On today’s agenda, a group of congressmen are introducing a bill regarding the reauthorization of the farm bill. From the press release (via Ken Cook):

The bill reforms the Farm Bill to make a major new investment in the development of renewable energy on American farms, promote resource conservation, provide consumers with healthier food choices, and boost farm profitability. The Healthy Farms, Foods, and Fuels Act of 2007 also includes provisions to reduce greenhouse gas emissions on farms and fight global warming, and to expand programs to bring healthier foods to school cafeterias.

That’s quite a wish list.

Cato’s Center for Trade Policy Studies is on the case, though. Stay tuned for our alternative ideas for the farm policy, released shortly.

Tax Harmonization Equals Higher Taxes

The politicians and bureaucrats in Brussels argue that taxes have to be equalized to improve the “efficiency” of the market. They make this rather absurd claim and then vehemently deny that tax harmonization has anything to do with making taxes higher. So why, then, does every tax harmonization decision in Europe inevitably result in higher taxes?
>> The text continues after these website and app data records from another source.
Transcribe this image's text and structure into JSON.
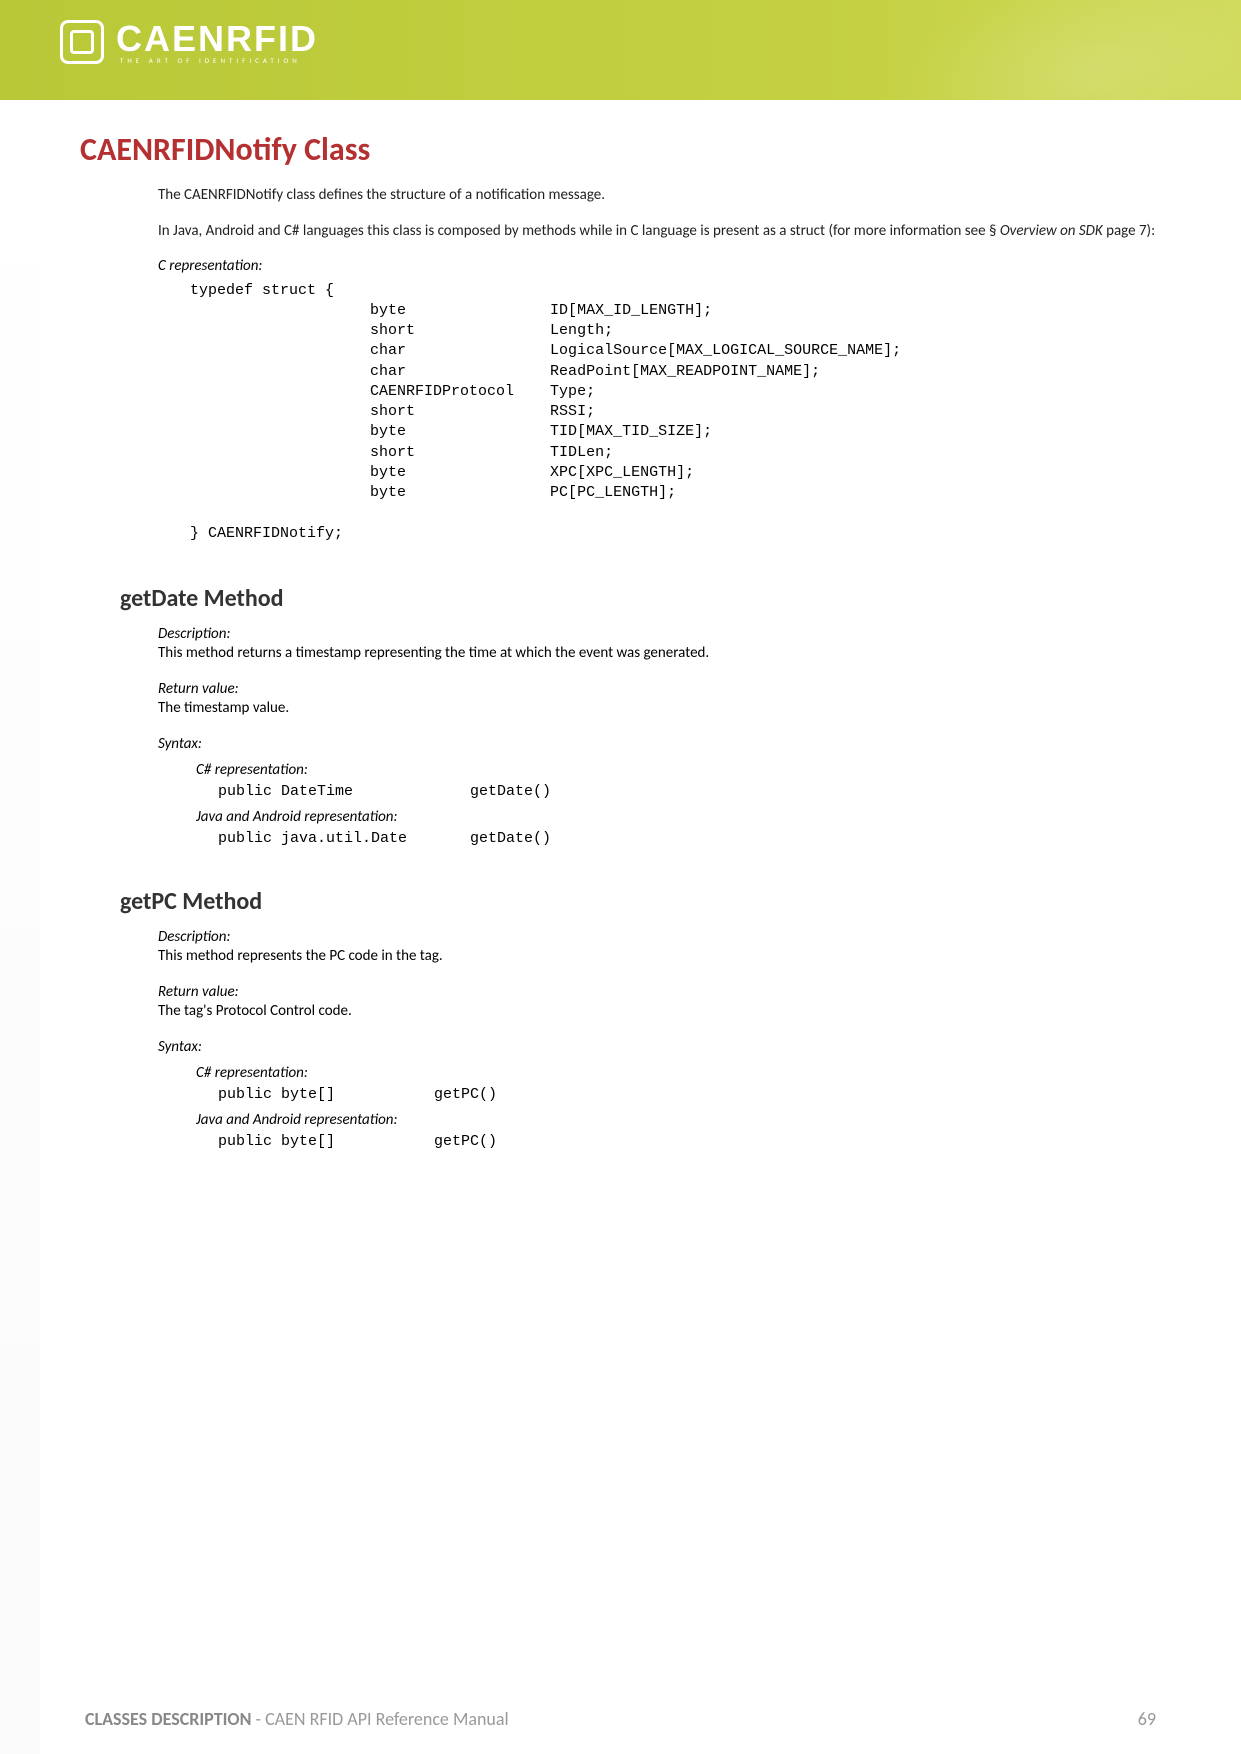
{
  "header": {
    "logo_main": "CAENRFID",
    "logo_sub": "THE ART OF IDENTIFICATION"
  },
  "title": "CAENRFIDNotify Class",
  "intro": {
    "p1": "The CAENRFIDNotify class defines the structure of a notification message.",
    "p2_a": "In Java, Android and C# languages this class is composed by methods while in C language is present as a struct (for more information see § ",
    "p2_em": "Overview on SDK",
    "p2_b": " page 7):"
  },
  "c_rep_label": "C representation:",
  "c_rep_code": "typedef struct {\n                    byte                ID[MAX_ID_LENGTH];\n                    short               Length;\n                    char                LogicalSource[MAX_LOGICAL_SOURCE_NAME];\n                    char                ReadPoint[MAX_READPOINT_NAME];\n                    CAENRFIDProtocol    Type;\n                    short               RSSI;\n                    byte                TID[MAX_TID_SIZE];\n                    short               TIDLen;\n                    byte                XPC[XPC_LENGTH];\n                    byte                PC[PC_LENGTH];\n\n} CAENRFIDNotify;",
  "methods": {
    "getDate": {
      "title": "getDate Method",
      "desc_label": "Description:",
      "desc_text": "This method returns a timestamp representing the time at which the event was generated.",
      "ret_label": "Return value:",
      "ret_text": "The timestamp value.",
      "syntax_label": "Syntax:",
      "csharp_label": "C# representation:",
      "csharp_code": "public DateTime             getDate()",
      "java_label": "Java and Android representation:",
      "java_code": "public java.util.Date       getDate()"
    },
    "getPC": {
      "title": "getPC Method",
      "desc_label": "Description:",
      "desc_text": "This method represents the PC code in the tag.",
      "ret_label": "Return value:",
      "ret_text": "The tag's Protocol Control code.",
      "syntax_label": "Syntax:",
      "csharp_label": "C# representation:",
      "csharp_code": "public byte[]           getPC()",
      "java_label": "Java and Android representation:",
      "java_code": "public byte[]           getPC()"
    }
  },
  "footer": {
    "section": "CLASSES DESCRIPTION",
    "doc": " - CAEN RFID API Reference Manual",
    "page": "69"
  }
}
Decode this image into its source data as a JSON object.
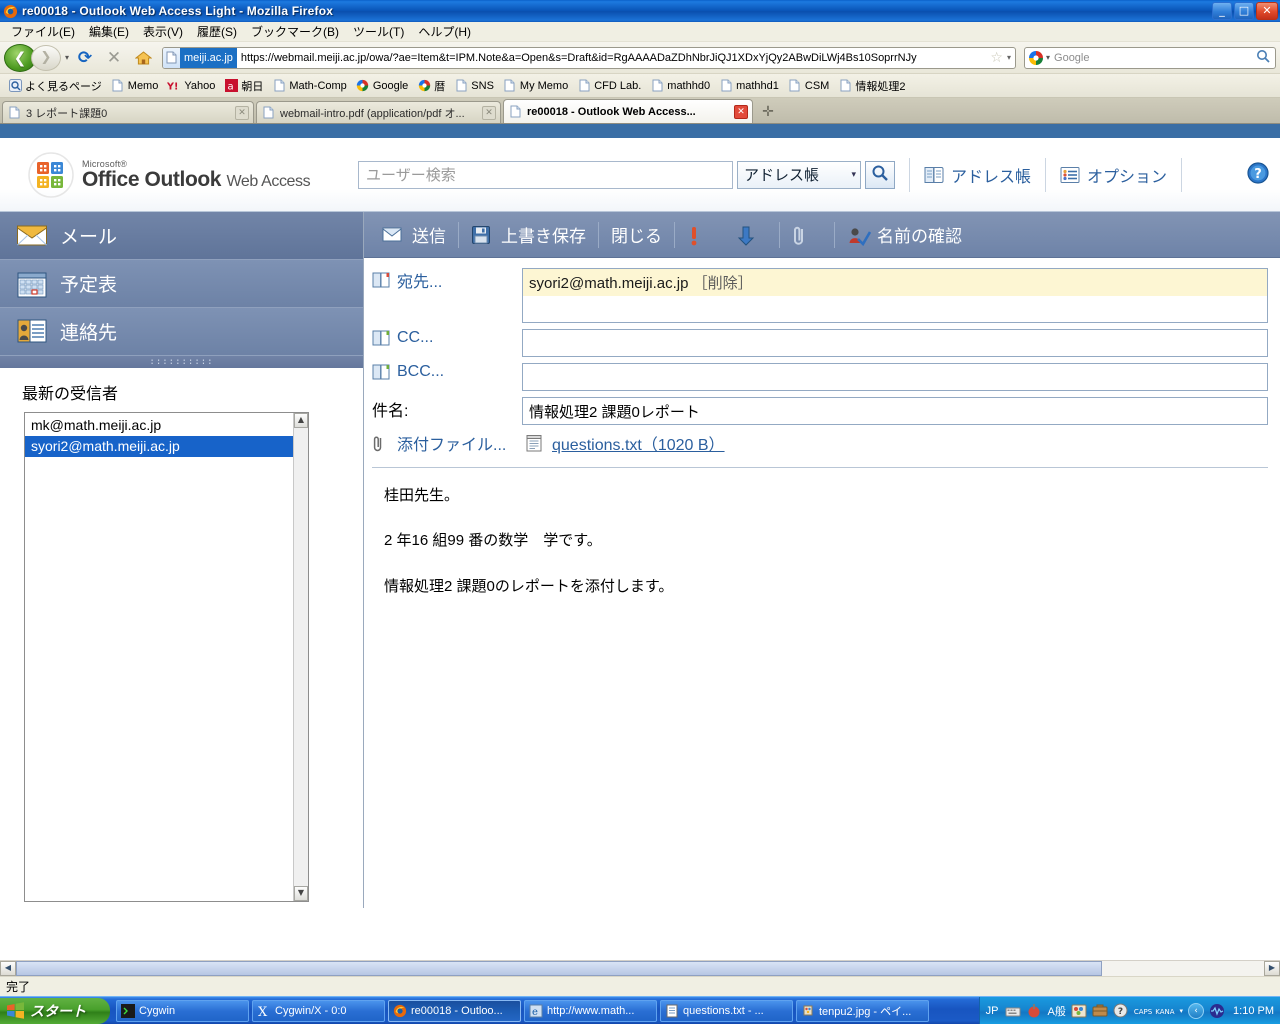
{
  "window": {
    "title": "re00018 - Outlook Web Access Light - Mozilla Firefox",
    "minimize_label": "_",
    "maximize_label": "□",
    "close_label": "✕"
  },
  "menubar": {
    "items": [
      {
        "label": "ファイル(E)"
      },
      {
        "label": "編集(E)"
      },
      {
        "label": "表示(V)"
      },
      {
        "label": "履歴(S)"
      },
      {
        "label": "ブックマーク(B)"
      },
      {
        "label": "ツール(T)"
      },
      {
        "label": "ヘルプ(H)"
      }
    ]
  },
  "navbar": {
    "back_icon": "back-arrow-icon",
    "forward_icon": "forward-arrow-icon",
    "reload_label": "⟳",
    "stop_label": "✕",
    "home_icon": "home-icon",
    "url_domain": "meiji.ac.jp",
    "url": "https://webmail.meiji.ac.jp/owa/?ae=Item&t=IPM.Note&a=Open&s=Draft&id=RgAAAADaZDhNbrJiQJ1XDxYjQy2ABwDiLWj4Bs10SoprrNJy",
    "star_label": "☆",
    "dropdown_label": "▾",
    "search_placeholder": "Google",
    "search_value": ""
  },
  "bookmarks": {
    "items": [
      {
        "label": "よく見るページ",
        "icon": "history-icon"
      },
      {
        "label": "Memo",
        "icon": "page-icon"
      },
      {
        "label": "Yahoo",
        "icon": "yahoo-icon"
      },
      {
        "label": "朝日",
        "icon": "asahi-icon"
      },
      {
        "label": "Math-Comp",
        "icon": "page-icon"
      },
      {
        "label": "Google",
        "icon": "google-icon"
      },
      {
        "label": "暦",
        "icon": "google-icon"
      },
      {
        "label": "SNS",
        "icon": "page-icon"
      },
      {
        "label": "My Memo",
        "icon": "page-icon"
      },
      {
        "label": "CFD Lab.",
        "icon": "page-icon"
      },
      {
        "label": "mathhd0",
        "icon": "page-icon"
      },
      {
        "label": "mathhd1",
        "icon": "page-icon"
      },
      {
        "label": "CSM",
        "icon": "page-icon"
      },
      {
        "label": "情報処理2",
        "icon": "page-icon"
      }
    ]
  },
  "tabs": {
    "items": [
      {
        "label": "3 レポート課題0",
        "active": false
      },
      {
        "label": "webmail-intro.pdf (application/pdf オ...",
        "active": false
      },
      {
        "label": "re00018 - Outlook Web Access...",
        "active": true
      }
    ],
    "close_label": "✕",
    "newtab_label": "✛"
  },
  "owa": {
    "logo": {
      "microsoft": "Microsoft®",
      "product": "Office Outlook",
      "suffix": "Web Access"
    },
    "search": {
      "placeholder": "ユーザー検索",
      "value": "",
      "scope": "アドレス帳",
      "caret": "▾",
      "go_icon": "search-magnifier-icon"
    },
    "links": [
      {
        "label": "アドレス帳",
        "icon": "address-book-icon"
      },
      {
        "label": "オプション",
        "icon": "options-list-icon"
      }
    ],
    "help_icon": "help-question-icon",
    "sidebar": {
      "items": [
        {
          "label": "メール",
          "icon": "envelope-icon",
          "selected": true
        },
        {
          "label": "予定表",
          "icon": "calendar-icon",
          "selected": false
        },
        {
          "label": "連絡先",
          "icon": "contacts-icon",
          "selected": false
        }
      ],
      "grip": "::::::::::",
      "recent_title": "最新の受信者",
      "recent_items": [
        {
          "label": "mk@math.meiji.ac.jp",
          "selected": false
        },
        {
          "label": "syori2@math.meiji.ac.jp",
          "selected": true
        }
      ],
      "scroll_up": "▲",
      "scroll_down": "▼"
    },
    "toolbar": {
      "send_label": "送信",
      "save_label": "上書き保存",
      "close_label": "閉じる",
      "high_priority_icon": "high-priority-icon",
      "low_priority_icon": "low-priority-icon",
      "attach_icon": "paperclip-icon",
      "check_names_label": "名前の確認"
    },
    "form": {
      "to_label": "宛先...",
      "to_value": "syori2@math.meiji.ac.jp",
      "to_remove": "［削除］",
      "cc_label": "CC...",
      "cc_value": "",
      "bcc_label": "BCC...",
      "bcc_value": "",
      "subject_label": "件名:",
      "subject_value": "情報処理2  課題0レポート",
      "attach_label": "添付ファイル...",
      "attachment_name": "questions.txt（1020 B）"
    },
    "body": {
      "line1": "桂田先生。",
      "line2": "2 年16 組99 番の数学　学です。",
      "line3": "情報処理2 課題0のレポートを添付します。"
    }
  },
  "scrollbar": {
    "left_label": "◀",
    "right_label": "▶"
  },
  "statusbar": {
    "text": "完了"
  },
  "taskbar": {
    "start_label": "スタート",
    "tasks": [
      {
        "label": "Cygwin",
        "icon": "cygwin-icon",
        "active": false
      },
      {
        "label": "Cygwin/X - 0:0",
        "icon": "xorg-icon",
        "active": false
      },
      {
        "label": "re00018 - Outloo...",
        "icon": "firefox-icon",
        "active": true
      },
      {
        "label": "http://www.math...",
        "icon": "ie-icon",
        "active": false
      },
      {
        "label": "questions.txt - ...",
        "icon": "notepad-icon",
        "active": false
      },
      {
        "label": "tenpu2.jpg - ペイ...",
        "icon": "paint-icon",
        "active": false
      }
    ],
    "tray": {
      "ime_lang": "JP",
      "ime_mode": "A般",
      "caps_label": "CAPS",
      "kana_label": "KANA",
      "kana_caret": "▾",
      "icons": [
        "keyboard-icon",
        "ime-pad-icon",
        "ime-dict-icon",
        "ime-tools-icon",
        "help-icon"
      ],
      "arrow_label": "‹",
      "clock": "1:10 PM"
    }
  },
  "colors": {
    "titlebar_blue": "#0a55b8",
    "owa_nav_blue": "#6d82a6",
    "accent_link": "#2b5f9e",
    "highlight_yellow": "#fdf6d3",
    "selection_blue": "#1763c9"
  }
}
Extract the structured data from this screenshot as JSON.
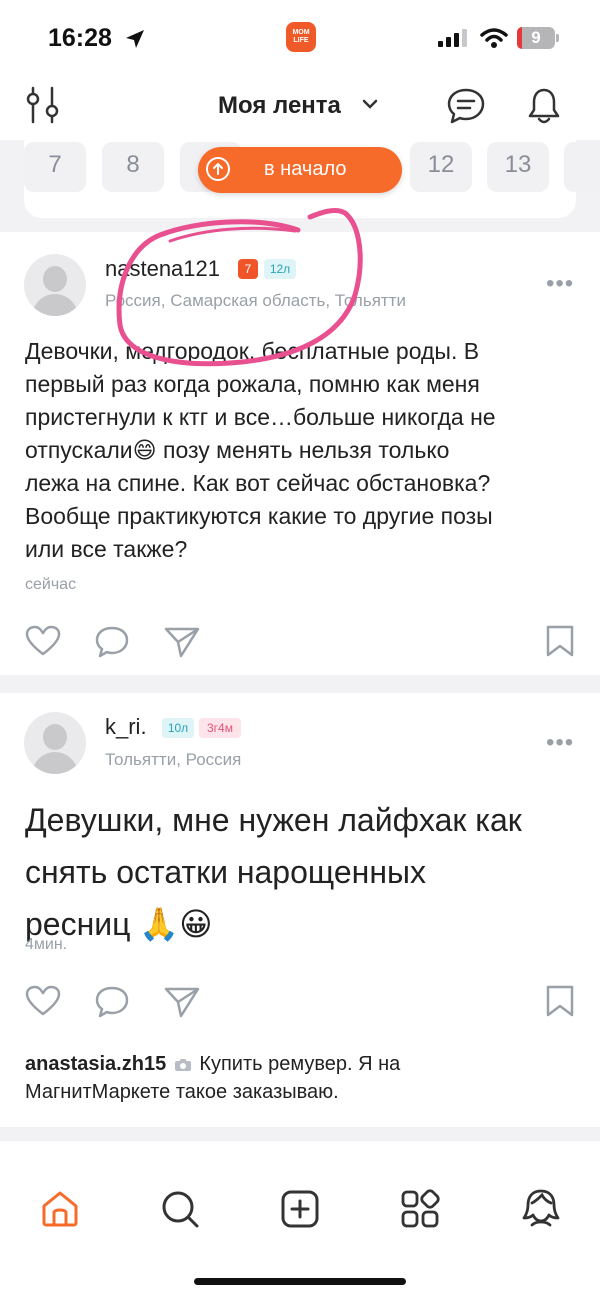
{
  "status_bar": {
    "time": "16:28",
    "battery": "9",
    "app_badge_text": "MOM LIFE"
  },
  "header": {
    "title": "Моя лента"
  },
  "calendar": {
    "days": [
      "7",
      "8",
      "12",
      "13"
    ],
    "go_top_label": "в начало"
  },
  "posts": [
    {
      "username": "nastena121",
      "level_badge": "7",
      "age_badge": "12л",
      "location": "Россия, Самарская область, Тольятти",
      "text_lines": [
        "Девочки, медгородок, бесплатные роды. В",
        "первый раз когда рожала, помню как меня",
        "пристегнули к ктг и все…больше никогда не",
        "отпускали😄 позу менять нельзя только",
        "лежа на спине. Как вот сейчас обстановка?",
        "Вообще практикуются какие то другие позы",
        "или все также?"
      ],
      "time": "сейчас"
    },
    {
      "username": "k_ri.",
      "age_badge": "10л",
      "child_badge": "3г4м",
      "location": "Тольятти, Россия",
      "text_lines": [
        "Девушки, мне нужен лайфхак как",
        "снять остатки нарощенных",
        "ресниц 🙏😀"
      ],
      "time": "4мин.",
      "comment": {
        "author": "anastasia.zh15",
        "text_line1": "Купить ремувер. Я на",
        "text_line2": "МагнитМаркете такое заказываю."
      }
    }
  ],
  "colors": {
    "accent": "#f66a2a",
    "scribble": "#e8508f",
    "muted_text": "#9aa0a8"
  },
  "icons": [
    "filter-icon",
    "chevron-down-icon",
    "chat-icon",
    "bell-icon",
    "like-icon",
    "comment-icon",
    "share-icon",
    "bookmark-icon",
    "home-icon",
    "search-icon",
    "add-icon",
    "services-icon",
    "profile-icon"
  ]
}
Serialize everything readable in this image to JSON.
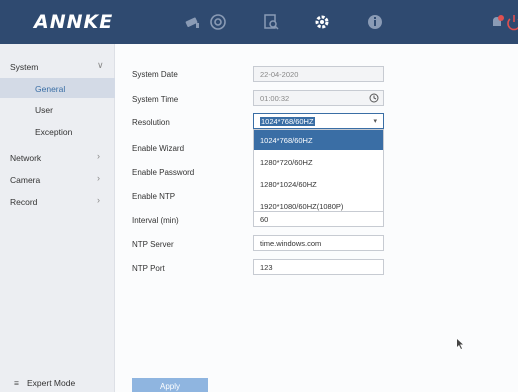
{
  "header": {
    "logo": "ANNKE",
    "icons": [
      "camera-icon",
      "playback-icon",
      "search-files-icon",
      "settings-icon",
      "info-icon",
      "alert-icon",
      "power-icon"
    ]
  },
  "sidebar": {
    "items": [
      {
        "label": "System",
        "expanded": true,
        "sub": [
          {
            "label": "General",
            "active": true
          },
          {
            "label": "User"
          },
          {
            "label": "Exception"
          }
        ]
      },
      {
        "label": "Network"
      },
      {
        "label": "Camera"
      },
      {
        "label": "Record"
      }
    ],
    "expert_mode": "Expert Mode"
  },
  "form": {
    "system_date": {
      "label": "System Date",
      "value": "22-04-2020"
    },
    "system_time": {
      "label": "System Time",
      "value": "01:00:32"
    },
    "resolution": {
      "label": "Resolution",
      "value": "1024*768/60HZ"
    },
    "enable_wizard": {
      "label": "Enable Wizard"
    },
    "enable_password": {
      "label": "Enable Password"
    },
    "enable_ntp": {
      "label": "Enable NTP"
    },
    "interval": {
      "label": "Interval (min)",
      "value": "60"
    },
    "ntp_server": {
      "label": "NTP Server",
      "value": "time.windows.com"
    },
    "ntp_port": {
      "label": "NTP Port",
      "value": "123"
    }
  },
  "resolution_options": [
    "1024*768/60HZ",
    "1280*720/60HZ",
    "1280*1024/60HZ",
    "1920*1080/60HZ(1080P)"
  ],
  "apply_label": "Apply",
  "colors": {
    "header": "#2f4a70",
    "accent": "#3a6ea5",
    "alert": "#e05050"
  }
}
The latest effort to increase the minimum diesel tax in the European Union, as reported by the EU Observer, is ample proof that tax harmonization is about giving politicians more money and power:

The European Commission has tabled a controversial bill to raise the minimum duty on diesel from 2012, aimed at stamping out so-called fuel tourism … Mr Kovacs’s paper suggests harmonizing the minimum level of excise duties at €359 per 1,000 litres of diesel in 2012 and subsequently at €380 in 2014, something which would force 21 EU states to increase their current rates. …fuel tourism cost Germany – believed to be the strongest advocate of the tabled proposal - €1.9 billion in 2004, as excise duties represent roughly between 30 to 60 percent of the pump price and are responsible for six to 18 percent of the running costs of a road haulage business.

Tax Competition Forces Lower Tax Rates in Germany

The Wall Street Journal celebrates the putative announcement of a nine percentage point reduction in Germany’s corporate tax rate. There is a dark lining to this silver cloud since there are hidden tax increases included in the proposal. The initiative also leaves in place some loopholes that could have been used to finance even lower tax rates, but it is nonetheless encouraging to see that one of Europe’s biggest cheerleaders for tax harmonization is being forced to join the tax-cutting bandwagon: 

Europe’s vibrant tax competition has finally reached Germany, which usually prefers to sit back and tut-tut while its neighbors cut taxes and grow their economies. Chancellor Angela Merkel’s cabinet today is expected to slash the top corporate tax rate to 29.8% (the average federal-municipal rate) from 38.7%. That’s still a far cry from flat-tax Slovakia’s 19% or Ireland’s 12.5%. But it would move Germany from the third-highest corporate tax rate in the OECD, after Japan and the U.S., to a more comfortable middle position. …The Finance Ministry missed the opportunity to simplify the tax system in one go. Getting rid of tax exemptions for corporations – thereby broadening the tax base – would have been a useful move. It would have had the added benefit of giving Berlin more room to cut rates beyond the planned nine percentage points. …Over the long run, the corporate tax cuts will likely increase revenues by encouraging economic activity and tax compliance.